* BRIEF:
Go through the data below and return each line containing the word "Dress".

·····

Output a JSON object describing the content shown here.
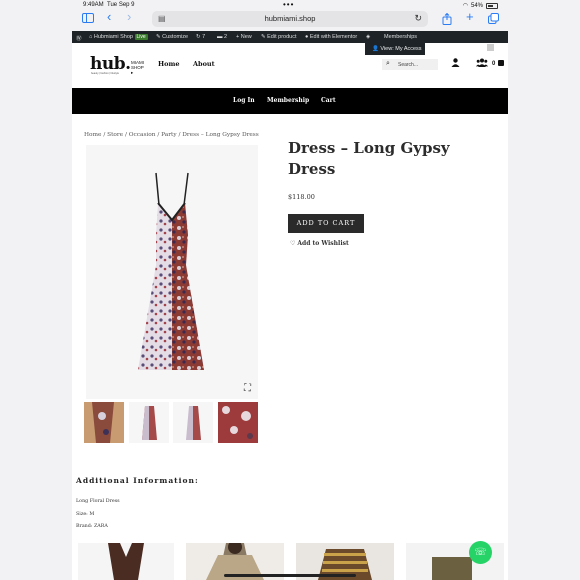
{
  "status": {
    "time": "9:49AM",
    "date": "Tue Sep 9",
    "dots": "•••",
    "battery": "54%"
  },
  "browser": {
    "url": "hubmiami.shop"
  },
  "adminbar": {
    "site": "Hubmiami Shop",
    "live": "Live",
    "customize": "Customize",
    "updates": "7",
    "comments": "2",
    "new": "+ New",
    "edit_product": "Edit product",
    "edit_elementor": "Edit with Elementor",
    "memberships": "Memberships",
    "view_access": "View: My Access"
  },
  "logo": {
    "hub": "hub.",
    "miami": "MIAMI",
    "shop": "SHOP",
    "tagline": "beauty | fashion | lifestyle"
  },
  "nav": {
    "home": "Home",
    "about": "About"
  },
  "search": {
    "placeholder": "Search..."
  },
  "cart": {
    "count": "0"
  },
  "menu": {
    "login": "Log In",
    "membership": "Membership",
    "cart": "Cart"
  },
  "breadcrumb": "Home / Store / Occasion / Party / Dress – Long Gypsy Dress",
  "product": {
    "title": "Dress – Long Gypsy Dress",
    "price": "$118.00",
    "add_to_cart": "ADD TO CART",
    "wishlist": "Add to Wishlist"
  },
  "additional": {
    "heading": "Additional Information:",
    "lines": [
      "Long Floral Dress",
      "Size: M",
      "Brand: ZARA"
    ]
  },
  "icons": {
    "sidebar": "sidebar-icon",
    "back": "chevron-left-icon",
    "forward": "chevron-right-icon",
    "share": "share-icon",
    "new_tab": "plus-icon",
    "tabs": "tabs-icon",
    "reload": "reload-icon",
    "user": "user-icon",
    "group": "group-icon",
    "cart": "cart-icon",
    "search": "search-icon",
    "expand": "expand-icon",
    "heart": "heart-icon",
    "whatsapp": "whatsapp-icon"
  },
  "colors": {
    "accent": "#2a7cf5",
    "adminbar": "#1d2327",
    "menu": "#000000",
    "button": "#2a2a2a",
    "whatsapp": "#25d366"
  }
}
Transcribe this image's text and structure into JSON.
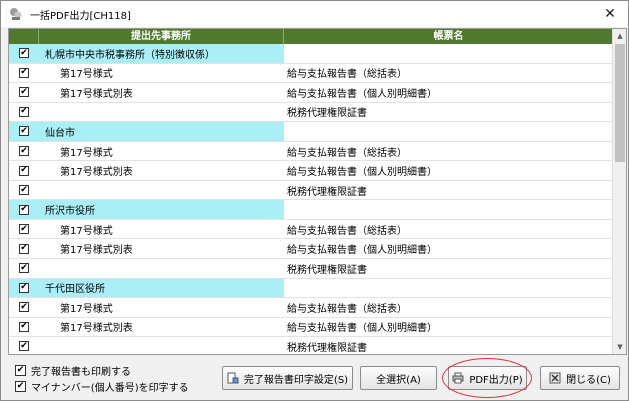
{
  "window": {
    "title": "一括PDF出力[CH118]",
    "close_glyph": "✕"
  },
  "grid": {
    "headers": {
      "office": "提出先事務所",
      "form": "帳票名"
    },
    "rows": [
      {
        "type": "group",
        "office": "札幌市中央市税事務所（特別徴収係）",
        "form": ""
      },
      {
        "type": "sub",
        "office": "第17号様式",
        "form": "給与支払報告書（総括表）"
      },
      {
        "type": "sub",
        "office": "第17号様式別表",
        "form": "給与支払報告書（個人別明細書）"
      },
      {
        "type": "sub",
        "office": "",
        "form": "税務代理権限証書"
      },
      {
        "type": "group",
        "office": "仙台市",
        "form": ""
      },
      {
        "type": "sub",
        "office": "第17号様式",
        "form": "給与支払報告書（総括表）"
      },
      {
        "type": "sub",
        "office": "第17号様式別表",
        "form": "給与支払報告書（個人別明細書）"
      },
      {
        "type": "sub",
        "office": "",
        "form": "税務代理権限証書"
      },
      {
        "type": "group",
        "office": "所沢市役所",
        "form": ""
      },
      {
        "type": "sub",
        "office": "第17号様式",
        "form": "給与支払報告書（総括表）"
      },
      {
        "type": "sub",
        "office": "第17号様式別表",
        "form": "給与支払報告書（個人別明細書）"
      },
      {
        "type": "sub",
        "office": "",
        "form": "税務代理権限証書"
      },
      {
        "type": "group",
        "office": "千代田区役所",
        "form": ""
      },
      {
        "type": "sub",
        "office": "第17号様式",
        "form": "給与支払報告書（総括表）"
      },
      {
        "type": "sub",
        "office": "第17号様式別表",
        "form": "給与支払報告書（個人別明細書）"
      },
      {
        "type": "sub",
        "office": "",
        "form": "税務代理権限証書"
      }
    ],
    "check_glyph": "✔"
  },
  "options": {
    "print_completion": "完了報告書も印刷する",
    "print_mynumber": "マイナンバー(個人番号)を印字する"
  },
  "buttons": {
    "completion_settings": "完了報告書印字設定(S)",
    "select_all": "全選択(A)",
    "pdf_output": "PDF出力(P)",
    "close": "閉じる(C)"
  },
  "colors": {
    "header_bg": "#4f7a2e",
    "group_bg": "#aaeef6",
    "highlight": "#e0303a"
  }
}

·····

* SOLUTION TO THIS TASK:
  "breadcrumb": "Home / Store / Occasion / Party / Dress – Long Gypsy Dress",
    "title": "Dress – Long Gypsy Dress",
      "Long Floral Dress",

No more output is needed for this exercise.